■ Available data
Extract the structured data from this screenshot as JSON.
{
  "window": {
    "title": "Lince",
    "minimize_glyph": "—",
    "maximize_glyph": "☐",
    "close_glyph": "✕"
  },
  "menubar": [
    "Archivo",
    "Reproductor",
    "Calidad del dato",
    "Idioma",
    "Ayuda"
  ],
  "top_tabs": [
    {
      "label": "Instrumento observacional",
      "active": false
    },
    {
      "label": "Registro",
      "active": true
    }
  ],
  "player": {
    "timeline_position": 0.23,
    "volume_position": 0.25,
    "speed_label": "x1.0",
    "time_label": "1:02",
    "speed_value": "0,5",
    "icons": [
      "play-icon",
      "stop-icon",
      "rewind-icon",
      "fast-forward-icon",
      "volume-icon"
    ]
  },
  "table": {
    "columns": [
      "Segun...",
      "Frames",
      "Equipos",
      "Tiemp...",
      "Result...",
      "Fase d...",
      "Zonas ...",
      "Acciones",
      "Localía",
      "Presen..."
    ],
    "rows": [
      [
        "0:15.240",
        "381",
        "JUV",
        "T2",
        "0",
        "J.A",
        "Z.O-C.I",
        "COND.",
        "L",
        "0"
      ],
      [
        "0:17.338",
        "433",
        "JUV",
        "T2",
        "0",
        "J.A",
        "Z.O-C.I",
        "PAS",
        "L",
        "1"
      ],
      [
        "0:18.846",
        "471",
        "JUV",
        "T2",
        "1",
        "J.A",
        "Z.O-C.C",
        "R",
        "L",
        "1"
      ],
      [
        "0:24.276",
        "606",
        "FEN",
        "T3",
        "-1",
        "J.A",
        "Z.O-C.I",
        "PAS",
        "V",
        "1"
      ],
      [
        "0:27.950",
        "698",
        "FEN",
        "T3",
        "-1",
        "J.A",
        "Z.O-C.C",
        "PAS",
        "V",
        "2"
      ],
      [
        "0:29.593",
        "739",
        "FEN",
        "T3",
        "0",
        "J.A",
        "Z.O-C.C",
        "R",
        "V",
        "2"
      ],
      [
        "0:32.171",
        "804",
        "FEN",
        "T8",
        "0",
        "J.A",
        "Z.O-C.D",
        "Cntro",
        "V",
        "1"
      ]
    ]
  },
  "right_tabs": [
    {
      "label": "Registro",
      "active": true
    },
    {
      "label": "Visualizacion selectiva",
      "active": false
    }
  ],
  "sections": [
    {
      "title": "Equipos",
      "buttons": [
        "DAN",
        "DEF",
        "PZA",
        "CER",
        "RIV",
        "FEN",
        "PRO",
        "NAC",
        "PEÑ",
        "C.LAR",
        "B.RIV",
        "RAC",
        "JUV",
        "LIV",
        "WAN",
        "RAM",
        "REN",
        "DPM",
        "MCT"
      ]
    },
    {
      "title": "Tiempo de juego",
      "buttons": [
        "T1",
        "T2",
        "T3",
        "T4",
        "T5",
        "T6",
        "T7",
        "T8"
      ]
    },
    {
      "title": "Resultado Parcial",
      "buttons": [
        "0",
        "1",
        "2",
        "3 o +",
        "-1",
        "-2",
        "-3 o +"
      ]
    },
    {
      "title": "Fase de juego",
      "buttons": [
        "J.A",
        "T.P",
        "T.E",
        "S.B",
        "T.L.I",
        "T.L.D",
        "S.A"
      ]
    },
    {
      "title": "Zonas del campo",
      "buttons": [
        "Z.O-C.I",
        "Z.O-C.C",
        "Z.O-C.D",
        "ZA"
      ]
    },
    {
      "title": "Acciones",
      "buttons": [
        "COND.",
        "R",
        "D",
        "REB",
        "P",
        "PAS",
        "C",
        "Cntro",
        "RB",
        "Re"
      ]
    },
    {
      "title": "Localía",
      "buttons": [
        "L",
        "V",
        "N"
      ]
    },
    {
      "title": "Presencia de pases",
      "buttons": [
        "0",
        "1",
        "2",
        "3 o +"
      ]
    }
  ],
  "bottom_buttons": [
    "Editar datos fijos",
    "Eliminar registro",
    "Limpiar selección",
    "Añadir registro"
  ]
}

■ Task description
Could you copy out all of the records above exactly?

■ Answer box
Extract the structured data from this screenshot as JSON.
{
  "window": {
    "title": "Lince",
    "minimize_glyph": "—",
    "maximize_glyph": "☐",
    "close_glyph": "✕"
  },
  "menubar": [
    "Archivo",
    "Reproductor",
    "Calidad del dato",
    "Idioma",
    "Ayuda"
  ],
  "top_tabs": [
    {
      "label": "Instrumento observacional",
      "active": false
    },
    {
      "label": "Registro",
      "active": true
    }
  ],
  "player": {
    "timeline_position": 0.23,
    "volume_position": 0.25,
    "speed_label": "x1.0",
    "time_label": "1:02",
    "speed_value": "0,5",
    "icons": [
      "play-icon",
      "stop-icon",
      "rewind-icon",
      "fast-forward-icon",
      "volume-icon"
    ]
  },
  "table": {
    "columns": [
      "Segun...",
      "Frames",
      "Equipos",
      "Tiemp...",
      "Result...",
      "Fase d...",
      "Zonas ...",
      "Acciones",
      "Localía",
      "Presen..."
    ],
    "rows": [
      [
        "0:15.240",
        "381",
        "JUV",
        "T2",
        "0",
        "J.A",
        "Z.O-C.I",
        "COND.",
        "L",
        "0"
      ],
      [
        "0:17.338",
        "433",
        "JUV",
        "T2",
        "0",
        "J.A",
        "Z.O-C.I",
        "PAS",
        "L",
        "1"
      ],
      [
        "0:18.846",
        "471",
        "JUV",
        "T2",
        "1",
        "J.A",
        "Z.O-C.C",
        "R",
        "L",
        "1"
      ],
      [
        "0:24.276",
        "606",
        "FEN",
        "T3",
        "-1",
        "J.A",
        "Z.O-C.I",
        "PAS",
        "V",
        "1"
      ],
      [
        "0:27.950",
        "698",
        "FEN",
        "T3",
        "-1",
        "J.A",
        "Z.O-C.C",
        "PAS",
        "V",
        "2"
      ],
      [
        "0:29.593",
        "739",
        "FEN",
        "T3",
        "0",
        "J.A",
        "Z.O-C.C",
        "R",
        "V",
        "2"
      ],
      [
        "0:32.171",
        "804",
        "FEN",
        "T8",
        "0",
        "J.A",
        "Z.O-C.D",
        "Cntro",
        "V",
        "1"
      ]
    ]
  },
  "right_tabs": [
    {
      "label": "Registro",
      "active": true
    },
    {
      "label": "Visualizacion selectiva",
      "active": false
    }
  ],
  "sections": [
    {
      "title": "Equipos",
      "buttons": [
        "DAN",
        "DEF",
        "PZA",
        "CER",
        "RIV",
        "FEN",
        "PRO",
        "NAC",
        "PEÑ",
        "C.LAR",
        "B.RIV",
        "RAC",
        "JUV",
        "LIV",
        "WAN",
        "RAM",
        "REN",
        "DPM",
        "MCT"
      ]
    },
    {
      "title": "Tiempo de juego",
      "buttons": [
        "T1",
        "T2",
        "T3",
        "T4",
        "T5",
        "T6",
        "T7",
        "T8"
      ]
    },
    {
      "title": "Resultado Parcial",
      "buttons": [
        "0",
        "1",
        "2",
        "3 o +",
        "-1",
        "-2",
        "-3 o +"
      ]
    },
    {
      "title": "Fase de juego",
      "buttons": [
        "J.A",
        "T.P",
        "T.E",
        "S.B",
        "T.L.I",
        "T.L.D",
        "S.A"
      ]
    },
    {
      "title": "Zonas del campo",
      "buttons": [
        "Z.O-C.I",
        "Z.O-C.C",
        "Z.O-C.D",
        "ZA"
      ]
    },
    {
      "title": "Acciones",
      "buttons": [
        "COND.",
        "R",
        "D",
        "REB",
        "P",
        "PAS",
        "C",
        "Cntro",
        "RB",
        "Re"
      ]
    },
    {
      "title": "Localía",
      "buttons": [
        "L",
        "V",
        "N"
      ]
    },
    {
      "title": "Presencia de pases",
      "buttons": [
        "0",
        "1",
        "2",
        "3 o +"
      ]
    }
  ],
  "bottom_buttons": [
    "Editar datos fijos",
    "Eliminar registro",
    "Limpiar selección",
    "Añadir registro"
  ]
}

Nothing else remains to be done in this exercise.